• Given records:
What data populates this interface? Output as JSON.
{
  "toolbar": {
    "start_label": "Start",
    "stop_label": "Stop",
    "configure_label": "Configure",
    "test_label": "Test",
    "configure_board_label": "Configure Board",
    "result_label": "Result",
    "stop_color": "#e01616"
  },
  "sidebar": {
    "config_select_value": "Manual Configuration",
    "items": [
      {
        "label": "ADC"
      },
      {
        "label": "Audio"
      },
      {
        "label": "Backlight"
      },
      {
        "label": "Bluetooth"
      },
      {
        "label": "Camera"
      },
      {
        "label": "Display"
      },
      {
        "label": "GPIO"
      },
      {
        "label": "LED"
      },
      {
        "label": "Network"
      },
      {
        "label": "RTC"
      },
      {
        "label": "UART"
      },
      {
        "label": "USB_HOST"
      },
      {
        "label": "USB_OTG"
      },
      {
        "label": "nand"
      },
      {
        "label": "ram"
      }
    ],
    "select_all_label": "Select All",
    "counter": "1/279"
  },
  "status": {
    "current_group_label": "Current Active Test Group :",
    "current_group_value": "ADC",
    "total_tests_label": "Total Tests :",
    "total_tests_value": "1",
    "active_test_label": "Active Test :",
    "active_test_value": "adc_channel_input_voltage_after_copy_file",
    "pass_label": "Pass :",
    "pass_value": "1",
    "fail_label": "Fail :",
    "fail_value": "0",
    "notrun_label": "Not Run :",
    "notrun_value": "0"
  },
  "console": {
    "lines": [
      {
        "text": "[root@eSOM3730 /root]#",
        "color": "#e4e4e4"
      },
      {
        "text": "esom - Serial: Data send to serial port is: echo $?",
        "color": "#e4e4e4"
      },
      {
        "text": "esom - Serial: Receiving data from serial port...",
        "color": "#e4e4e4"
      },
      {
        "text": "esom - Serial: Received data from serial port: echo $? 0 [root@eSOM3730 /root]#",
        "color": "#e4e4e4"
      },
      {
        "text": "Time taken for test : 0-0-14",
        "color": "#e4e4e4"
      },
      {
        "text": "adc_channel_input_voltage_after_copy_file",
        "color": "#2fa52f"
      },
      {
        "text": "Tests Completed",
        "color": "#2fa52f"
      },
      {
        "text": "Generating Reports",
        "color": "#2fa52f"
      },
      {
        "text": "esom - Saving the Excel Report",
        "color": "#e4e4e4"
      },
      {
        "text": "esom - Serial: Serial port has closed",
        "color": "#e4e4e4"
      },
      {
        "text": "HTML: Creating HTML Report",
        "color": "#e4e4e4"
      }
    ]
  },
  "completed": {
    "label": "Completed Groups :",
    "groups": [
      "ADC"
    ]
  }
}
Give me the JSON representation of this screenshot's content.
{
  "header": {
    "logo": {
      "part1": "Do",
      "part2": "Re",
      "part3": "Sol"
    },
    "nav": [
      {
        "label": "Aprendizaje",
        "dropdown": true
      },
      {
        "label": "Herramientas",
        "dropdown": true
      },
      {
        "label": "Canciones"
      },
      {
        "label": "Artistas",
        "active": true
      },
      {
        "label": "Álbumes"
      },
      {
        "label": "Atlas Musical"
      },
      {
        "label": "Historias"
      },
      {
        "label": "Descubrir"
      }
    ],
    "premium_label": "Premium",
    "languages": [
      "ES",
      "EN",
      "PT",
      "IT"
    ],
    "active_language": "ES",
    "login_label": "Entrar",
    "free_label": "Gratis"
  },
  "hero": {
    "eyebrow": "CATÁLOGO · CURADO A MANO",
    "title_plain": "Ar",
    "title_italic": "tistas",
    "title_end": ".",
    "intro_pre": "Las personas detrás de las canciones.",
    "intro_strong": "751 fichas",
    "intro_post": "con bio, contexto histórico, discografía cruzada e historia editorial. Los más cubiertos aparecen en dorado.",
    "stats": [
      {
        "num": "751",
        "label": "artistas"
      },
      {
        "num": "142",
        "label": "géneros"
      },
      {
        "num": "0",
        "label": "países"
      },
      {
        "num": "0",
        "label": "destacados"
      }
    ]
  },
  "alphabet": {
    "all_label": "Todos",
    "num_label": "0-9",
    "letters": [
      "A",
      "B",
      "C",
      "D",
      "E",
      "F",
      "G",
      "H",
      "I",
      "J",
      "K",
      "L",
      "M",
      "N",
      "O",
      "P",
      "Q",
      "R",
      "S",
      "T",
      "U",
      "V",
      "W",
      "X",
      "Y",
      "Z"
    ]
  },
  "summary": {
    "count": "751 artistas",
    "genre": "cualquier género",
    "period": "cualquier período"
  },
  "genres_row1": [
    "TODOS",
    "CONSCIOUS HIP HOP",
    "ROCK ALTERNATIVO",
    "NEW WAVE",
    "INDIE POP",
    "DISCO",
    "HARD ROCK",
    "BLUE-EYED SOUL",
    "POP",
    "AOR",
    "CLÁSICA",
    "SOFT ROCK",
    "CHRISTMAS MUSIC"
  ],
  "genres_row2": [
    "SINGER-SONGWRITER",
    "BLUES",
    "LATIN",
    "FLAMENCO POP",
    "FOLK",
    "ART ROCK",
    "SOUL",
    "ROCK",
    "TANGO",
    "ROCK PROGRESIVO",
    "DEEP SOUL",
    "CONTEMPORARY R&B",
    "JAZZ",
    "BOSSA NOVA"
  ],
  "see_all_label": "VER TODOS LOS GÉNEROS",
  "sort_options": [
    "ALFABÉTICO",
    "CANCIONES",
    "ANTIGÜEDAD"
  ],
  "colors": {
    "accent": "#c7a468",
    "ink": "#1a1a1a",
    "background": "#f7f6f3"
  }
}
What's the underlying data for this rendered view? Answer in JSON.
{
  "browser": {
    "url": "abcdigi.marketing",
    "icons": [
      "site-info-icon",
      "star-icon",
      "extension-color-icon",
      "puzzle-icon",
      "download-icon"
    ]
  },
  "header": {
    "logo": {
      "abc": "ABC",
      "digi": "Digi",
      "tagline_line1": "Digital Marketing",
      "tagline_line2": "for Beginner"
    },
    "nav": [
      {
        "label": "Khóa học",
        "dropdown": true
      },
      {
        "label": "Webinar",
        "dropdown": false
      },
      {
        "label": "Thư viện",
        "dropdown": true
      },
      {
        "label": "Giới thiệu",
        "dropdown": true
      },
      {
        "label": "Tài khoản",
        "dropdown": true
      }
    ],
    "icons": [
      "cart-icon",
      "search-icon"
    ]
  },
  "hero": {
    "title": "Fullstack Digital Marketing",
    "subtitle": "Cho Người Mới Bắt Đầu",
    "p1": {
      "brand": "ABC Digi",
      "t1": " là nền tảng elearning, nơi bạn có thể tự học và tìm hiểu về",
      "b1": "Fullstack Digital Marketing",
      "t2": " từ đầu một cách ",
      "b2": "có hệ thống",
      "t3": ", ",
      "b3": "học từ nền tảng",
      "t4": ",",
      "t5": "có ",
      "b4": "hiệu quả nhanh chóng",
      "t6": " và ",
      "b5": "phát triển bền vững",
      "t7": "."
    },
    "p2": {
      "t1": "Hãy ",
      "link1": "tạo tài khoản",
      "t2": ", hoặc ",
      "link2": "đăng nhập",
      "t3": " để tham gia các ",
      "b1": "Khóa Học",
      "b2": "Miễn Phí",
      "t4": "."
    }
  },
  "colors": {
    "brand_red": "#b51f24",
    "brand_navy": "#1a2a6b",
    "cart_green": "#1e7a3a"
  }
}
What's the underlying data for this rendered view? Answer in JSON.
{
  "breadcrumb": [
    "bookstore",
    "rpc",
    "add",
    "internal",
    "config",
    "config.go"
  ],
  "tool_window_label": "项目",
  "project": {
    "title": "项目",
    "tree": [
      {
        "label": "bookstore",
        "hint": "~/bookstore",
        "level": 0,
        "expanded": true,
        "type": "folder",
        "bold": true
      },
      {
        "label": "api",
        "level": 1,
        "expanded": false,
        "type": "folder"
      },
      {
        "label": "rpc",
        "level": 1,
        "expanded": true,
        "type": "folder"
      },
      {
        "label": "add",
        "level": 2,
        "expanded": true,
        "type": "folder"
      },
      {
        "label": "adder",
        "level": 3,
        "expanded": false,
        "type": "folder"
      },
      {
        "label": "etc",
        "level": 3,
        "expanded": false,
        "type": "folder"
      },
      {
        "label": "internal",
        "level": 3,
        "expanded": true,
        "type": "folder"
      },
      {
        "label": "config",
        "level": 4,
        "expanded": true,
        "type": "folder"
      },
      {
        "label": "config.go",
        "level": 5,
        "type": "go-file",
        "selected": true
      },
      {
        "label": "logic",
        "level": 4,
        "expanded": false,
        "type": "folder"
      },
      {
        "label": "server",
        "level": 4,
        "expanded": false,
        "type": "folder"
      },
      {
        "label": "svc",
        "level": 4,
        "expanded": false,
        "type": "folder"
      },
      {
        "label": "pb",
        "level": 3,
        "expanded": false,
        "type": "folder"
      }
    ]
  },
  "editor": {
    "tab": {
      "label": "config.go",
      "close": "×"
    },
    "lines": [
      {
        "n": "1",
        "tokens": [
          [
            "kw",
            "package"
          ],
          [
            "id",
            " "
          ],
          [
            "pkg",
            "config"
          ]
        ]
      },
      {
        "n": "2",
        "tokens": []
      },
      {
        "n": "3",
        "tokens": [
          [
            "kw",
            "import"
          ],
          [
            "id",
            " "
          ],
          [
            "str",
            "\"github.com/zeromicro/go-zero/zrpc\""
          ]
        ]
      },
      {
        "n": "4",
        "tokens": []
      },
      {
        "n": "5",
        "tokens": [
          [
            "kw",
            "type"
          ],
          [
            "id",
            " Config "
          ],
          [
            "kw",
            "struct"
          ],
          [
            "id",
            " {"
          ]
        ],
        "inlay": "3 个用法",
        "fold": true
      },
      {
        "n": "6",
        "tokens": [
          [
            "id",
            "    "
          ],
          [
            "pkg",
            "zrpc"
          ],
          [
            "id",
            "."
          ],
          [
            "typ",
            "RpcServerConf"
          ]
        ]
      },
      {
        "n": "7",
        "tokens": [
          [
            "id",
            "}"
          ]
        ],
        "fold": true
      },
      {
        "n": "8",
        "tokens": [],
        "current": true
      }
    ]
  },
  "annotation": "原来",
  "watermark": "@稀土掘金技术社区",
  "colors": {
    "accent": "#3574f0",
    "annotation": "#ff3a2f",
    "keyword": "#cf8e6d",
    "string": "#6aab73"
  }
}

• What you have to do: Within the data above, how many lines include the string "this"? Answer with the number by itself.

• Written response: 4